Finally, regarding your view that we should agree to disagree. If I was offering my personal opinion, then I would be in a position to do so. However what I was outlining was the view of the courts on the matter, not my own view. Have I represented the courts’ decisions correctly? I believe I have but I’m more than happy to be challenged on this. Your original point was to question the legality of Welsh Language Standards. I was positing why such standards are legal and quoted my authorities for doing so.
Now you may disagree with the law or the decisions of the courts to your heart’s content; that is your right as a citizen. But what neither you nor I may do is to act contrary to those statutes and rulings without incurring sanction, as is right in a country that is governed by the rule of law.
RBJ my last note to you even though you missed completely the key points behind the finer legal issues with the new WLS (My earlier submission). To listen to Anne Keane watch the Maori video (Link in the following article: http://www.glasnost.org.uk/blog/) Nothing sinister in my name reversal, just a simple technical glitch with the IWA site!!

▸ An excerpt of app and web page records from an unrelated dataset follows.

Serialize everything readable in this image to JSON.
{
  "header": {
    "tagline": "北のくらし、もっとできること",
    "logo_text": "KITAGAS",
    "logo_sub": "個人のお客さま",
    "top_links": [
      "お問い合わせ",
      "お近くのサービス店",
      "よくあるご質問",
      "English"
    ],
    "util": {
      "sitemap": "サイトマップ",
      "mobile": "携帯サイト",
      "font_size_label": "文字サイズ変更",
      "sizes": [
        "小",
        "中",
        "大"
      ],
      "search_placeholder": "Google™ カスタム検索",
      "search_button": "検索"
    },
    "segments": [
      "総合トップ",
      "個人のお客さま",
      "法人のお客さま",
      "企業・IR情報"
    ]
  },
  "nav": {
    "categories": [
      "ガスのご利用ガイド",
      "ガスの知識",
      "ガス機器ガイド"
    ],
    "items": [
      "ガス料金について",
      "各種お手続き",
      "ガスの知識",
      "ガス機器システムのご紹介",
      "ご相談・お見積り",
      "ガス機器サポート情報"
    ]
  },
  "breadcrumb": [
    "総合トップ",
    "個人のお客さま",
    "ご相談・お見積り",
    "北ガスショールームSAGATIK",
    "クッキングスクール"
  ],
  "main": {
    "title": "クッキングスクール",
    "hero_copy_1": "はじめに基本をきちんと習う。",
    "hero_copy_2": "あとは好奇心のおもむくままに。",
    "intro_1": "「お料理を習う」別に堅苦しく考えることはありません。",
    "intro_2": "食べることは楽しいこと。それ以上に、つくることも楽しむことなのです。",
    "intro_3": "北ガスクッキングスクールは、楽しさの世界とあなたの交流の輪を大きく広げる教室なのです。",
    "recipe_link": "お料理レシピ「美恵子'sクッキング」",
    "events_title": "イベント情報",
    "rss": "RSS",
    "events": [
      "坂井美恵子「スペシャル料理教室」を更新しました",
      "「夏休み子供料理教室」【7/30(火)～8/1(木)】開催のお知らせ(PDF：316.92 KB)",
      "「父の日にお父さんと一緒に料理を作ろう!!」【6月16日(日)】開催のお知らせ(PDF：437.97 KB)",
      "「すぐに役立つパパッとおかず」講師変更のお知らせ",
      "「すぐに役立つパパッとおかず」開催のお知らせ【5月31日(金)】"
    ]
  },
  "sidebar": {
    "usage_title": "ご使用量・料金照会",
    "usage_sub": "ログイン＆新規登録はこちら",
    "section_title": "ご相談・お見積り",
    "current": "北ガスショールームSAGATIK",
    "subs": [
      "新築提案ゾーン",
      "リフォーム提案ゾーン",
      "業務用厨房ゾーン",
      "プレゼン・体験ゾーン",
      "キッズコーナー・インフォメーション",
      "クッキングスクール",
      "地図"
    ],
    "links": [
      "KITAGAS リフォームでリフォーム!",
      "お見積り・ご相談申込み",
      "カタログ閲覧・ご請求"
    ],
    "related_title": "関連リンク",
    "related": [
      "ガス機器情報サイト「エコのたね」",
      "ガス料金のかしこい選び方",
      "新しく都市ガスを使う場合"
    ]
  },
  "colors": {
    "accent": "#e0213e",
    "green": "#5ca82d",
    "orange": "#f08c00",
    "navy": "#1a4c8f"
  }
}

@ Jacques Protic
What finer legal issues are you talking about? You asked what would happen if a complaint was made concerning the relevance of a Welsh language condition to a job contract and I answered you. If you have a further point to make then make it rather than retreat into obscurantism.
Rhobat Bryn Jones, 3:29pm, It seems to me that much of this business to do with the Welsh language is all about finding public sector or third sector employment for Welsh speakers. No harm in that.
But we do need to make sure that it is Welsh speakers who are paying for this construct, not those of us who are happy to rub along in life using the English language.
I’m not sure we have the balance quite right at the moment. But I do sense that change is coming.
Comments are closed.